Iron cores made of amorphous metal. The one on the left is coiled.
Iron cores made of amorphous metal. The one on the left is coiled.
[Click to enlarge image]
The structure of the prototyped motor: Two ferrite magnet rotors are positioned face-to-face.
The structure of the prototyped motor: Two ferrite magnet rotors are positioned face-to-face.
[Click to enlarge image]

Hitachi Ltd and Hitachi Industrial Equipment Systems Co Ltd have prototyped a motor that uses iron cores made of amorphous metal. The high-efficiency motor does not use magnets made of rare earth metals (rare-metal magnets) such as Neodymium (Nd) or Dysprosium (Dy).

The efficiency was 86% for a prototype of a 150W motor, which is usually used in air conditioners. The efficiency of Hitachi's existing 150W motors that use rare-metal magnets was 81%, according to the companies. So, The efficiency was proved to have increased by five points.

Motors that use amorphous metals are expected to be adopted in a wide range of fields including industrial equipment, consumer electronics and automobiles.

Currently, motors consume about half of the total power consumption, and improvement in motor efficiency is indispensable for energy saving. To achieve higher efficiency, rare-metal magnets that provide high performance are currently used for motors.

Especially, Nd-Fe-B (Neodymium-Iron-Boron) magnets (so-called Nd-based magnets) are most widely used. In order to retain high performance in high temperature, Dysprosium is added in Nd-based magnets.

Though motor efficiency can be improved by employing rare-metal magnets, the escalation in prices of rare earths, which are used as raw materials, is a big issue.

"Prices are now more stable after they rapidly increased in the past, but they are still expensive," Hitachi Ltd said.

The per kg price of Nd and Dy have increased threefold to US$30 and fivefold to US$155, respectively, during the period from September 2004 to September 2008.

The prices remain at a higher level because 90% of rare earths are produced in China. And the prices of rare earths are rising because China is changing from a producing country to a consuming country. For these reasons, Hitachi and other companies have been trying to develop motors that do not use rare earths.

Smaller loss

This time, the motor efficiency was improved without using Nd-based magnets because of the small loss of amorphous metal and a new motor structure.

Coiled iron cores, which function as electromagnets when electric current is applied, rotate the permanent magnets that work as rotors and generate a turning force in the motor.

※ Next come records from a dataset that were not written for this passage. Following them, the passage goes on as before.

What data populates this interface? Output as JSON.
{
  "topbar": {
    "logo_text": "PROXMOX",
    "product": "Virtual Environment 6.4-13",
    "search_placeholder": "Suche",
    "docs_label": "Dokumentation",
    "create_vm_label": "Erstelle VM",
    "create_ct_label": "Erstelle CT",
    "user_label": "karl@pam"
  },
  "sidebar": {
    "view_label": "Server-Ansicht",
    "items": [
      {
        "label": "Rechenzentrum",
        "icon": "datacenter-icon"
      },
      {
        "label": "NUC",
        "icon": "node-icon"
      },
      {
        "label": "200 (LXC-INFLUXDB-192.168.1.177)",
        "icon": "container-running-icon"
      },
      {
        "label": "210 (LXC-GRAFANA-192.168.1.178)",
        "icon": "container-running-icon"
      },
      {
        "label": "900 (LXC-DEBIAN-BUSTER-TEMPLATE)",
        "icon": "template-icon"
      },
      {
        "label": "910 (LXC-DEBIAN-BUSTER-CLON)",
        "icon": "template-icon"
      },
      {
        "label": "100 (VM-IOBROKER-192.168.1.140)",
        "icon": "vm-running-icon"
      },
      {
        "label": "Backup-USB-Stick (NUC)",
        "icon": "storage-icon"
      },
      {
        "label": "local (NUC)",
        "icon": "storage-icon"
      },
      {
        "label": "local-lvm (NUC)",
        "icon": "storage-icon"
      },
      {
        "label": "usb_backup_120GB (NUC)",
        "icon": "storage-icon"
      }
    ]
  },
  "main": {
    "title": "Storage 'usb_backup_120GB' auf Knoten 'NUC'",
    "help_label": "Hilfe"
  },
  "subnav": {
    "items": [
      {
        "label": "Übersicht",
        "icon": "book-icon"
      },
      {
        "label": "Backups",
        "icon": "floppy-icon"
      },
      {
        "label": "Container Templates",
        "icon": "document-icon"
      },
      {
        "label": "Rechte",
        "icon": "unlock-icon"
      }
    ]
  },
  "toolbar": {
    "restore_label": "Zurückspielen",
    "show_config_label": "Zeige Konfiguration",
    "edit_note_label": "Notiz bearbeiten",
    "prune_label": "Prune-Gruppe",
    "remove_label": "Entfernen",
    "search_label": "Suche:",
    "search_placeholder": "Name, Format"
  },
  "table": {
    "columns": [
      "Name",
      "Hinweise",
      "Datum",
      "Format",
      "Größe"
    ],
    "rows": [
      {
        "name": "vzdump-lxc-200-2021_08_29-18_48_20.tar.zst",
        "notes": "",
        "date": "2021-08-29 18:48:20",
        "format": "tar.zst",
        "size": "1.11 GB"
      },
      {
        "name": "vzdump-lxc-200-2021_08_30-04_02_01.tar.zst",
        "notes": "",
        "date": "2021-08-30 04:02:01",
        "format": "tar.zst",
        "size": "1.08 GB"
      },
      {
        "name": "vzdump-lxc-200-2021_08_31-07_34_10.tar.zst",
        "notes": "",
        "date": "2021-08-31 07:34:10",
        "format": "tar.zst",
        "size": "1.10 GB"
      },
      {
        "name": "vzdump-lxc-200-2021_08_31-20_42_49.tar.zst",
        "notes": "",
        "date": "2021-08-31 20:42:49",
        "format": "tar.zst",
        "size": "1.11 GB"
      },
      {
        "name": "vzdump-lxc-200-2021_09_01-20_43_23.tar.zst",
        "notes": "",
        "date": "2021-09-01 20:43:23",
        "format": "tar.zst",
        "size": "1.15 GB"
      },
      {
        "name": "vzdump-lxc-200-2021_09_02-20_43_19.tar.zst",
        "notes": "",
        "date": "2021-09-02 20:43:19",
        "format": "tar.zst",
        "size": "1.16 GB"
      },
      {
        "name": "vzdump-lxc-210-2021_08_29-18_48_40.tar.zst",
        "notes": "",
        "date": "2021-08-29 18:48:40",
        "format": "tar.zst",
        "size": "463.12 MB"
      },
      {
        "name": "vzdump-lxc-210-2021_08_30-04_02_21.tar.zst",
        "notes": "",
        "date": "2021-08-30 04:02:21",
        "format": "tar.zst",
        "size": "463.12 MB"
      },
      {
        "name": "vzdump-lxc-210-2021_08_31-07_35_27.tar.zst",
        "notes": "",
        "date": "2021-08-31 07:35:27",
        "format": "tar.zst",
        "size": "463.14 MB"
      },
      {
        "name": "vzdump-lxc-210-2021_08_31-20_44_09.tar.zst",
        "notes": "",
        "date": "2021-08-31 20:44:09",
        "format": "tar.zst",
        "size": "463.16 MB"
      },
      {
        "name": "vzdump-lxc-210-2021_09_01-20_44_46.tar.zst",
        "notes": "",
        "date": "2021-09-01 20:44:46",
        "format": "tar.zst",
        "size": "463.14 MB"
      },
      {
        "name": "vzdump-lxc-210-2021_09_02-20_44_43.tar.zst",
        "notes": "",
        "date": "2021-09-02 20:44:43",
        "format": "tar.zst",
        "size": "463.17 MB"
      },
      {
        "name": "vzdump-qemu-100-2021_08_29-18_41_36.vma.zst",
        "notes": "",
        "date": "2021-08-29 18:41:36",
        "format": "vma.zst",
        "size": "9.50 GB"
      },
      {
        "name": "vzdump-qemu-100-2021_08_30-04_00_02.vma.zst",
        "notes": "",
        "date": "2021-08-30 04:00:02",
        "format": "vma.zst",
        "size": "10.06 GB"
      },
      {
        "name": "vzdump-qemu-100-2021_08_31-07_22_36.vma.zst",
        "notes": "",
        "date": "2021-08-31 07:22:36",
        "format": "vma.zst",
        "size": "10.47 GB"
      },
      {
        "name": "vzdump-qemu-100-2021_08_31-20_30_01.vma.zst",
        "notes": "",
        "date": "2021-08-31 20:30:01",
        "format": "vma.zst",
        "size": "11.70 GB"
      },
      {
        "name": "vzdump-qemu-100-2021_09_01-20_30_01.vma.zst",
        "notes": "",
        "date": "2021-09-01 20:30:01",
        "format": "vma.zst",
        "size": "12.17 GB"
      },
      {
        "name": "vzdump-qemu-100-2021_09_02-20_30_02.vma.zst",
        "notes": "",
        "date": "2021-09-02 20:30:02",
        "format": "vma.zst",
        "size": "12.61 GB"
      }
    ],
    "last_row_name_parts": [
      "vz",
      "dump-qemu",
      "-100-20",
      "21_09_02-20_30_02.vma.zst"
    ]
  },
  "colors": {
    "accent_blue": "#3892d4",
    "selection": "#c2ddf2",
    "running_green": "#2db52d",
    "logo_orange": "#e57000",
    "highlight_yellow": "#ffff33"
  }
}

In existing motors, magnetic steel sheets are used as iron cores and Nd-based magnets are used as rotors.

For the prototyped motor, amorphous metal was used for the iron cores, allowing the use of ferrite magnets as rotors. This is because the magnetic permeability of amorphous metal is ten times higher than that of magnetic steel sheets, while its energy loss is about 1/10 that of magnetic steel sheets. When the magnetic permeability of the iron cores is enhanced, a high magnetic flux density can be achieved even with a weak magnet.

New iron core structure

The biggest problem of amorphous metal lies in the difficulty in cutting and machining of the material. This is because it is thinner and harder than a magnetic steel sheet.

When magnetic steel sheets are used, the cores are made by laminating the sheets as thin as 0.35 to 0.5mm to prevent overcurrent that leads to the loss. Meanwhile, the amorphous metal is 25μm in thickness, and it is more than four times harder than magnetic steel sheets when compared in Vickers hardness (HV).

As a countermeasure, changes have been made in the structure and manufacturing method of the iron cores. Hitachi and Hitachi Industrial Equipment Systems applied technologies developed for transformers that use amorphous metal to manufacture the iron cores formed by many thin layers of amorphous metal.

In addition to the utilization of amorphous metal, the motor structure was optimized through 3D magnetic analysis, not the previously used 2D magnetic analysis.

Initially, the goal is to commercialize the product in three years for use in industrial equipment. The companies are planning to further improve the reliability and reduce the production cost. They will also enhance the output of the motor to expand the ranges of application.

"We will be able to manufacture 10kW class motors," Hitachi Ltd said.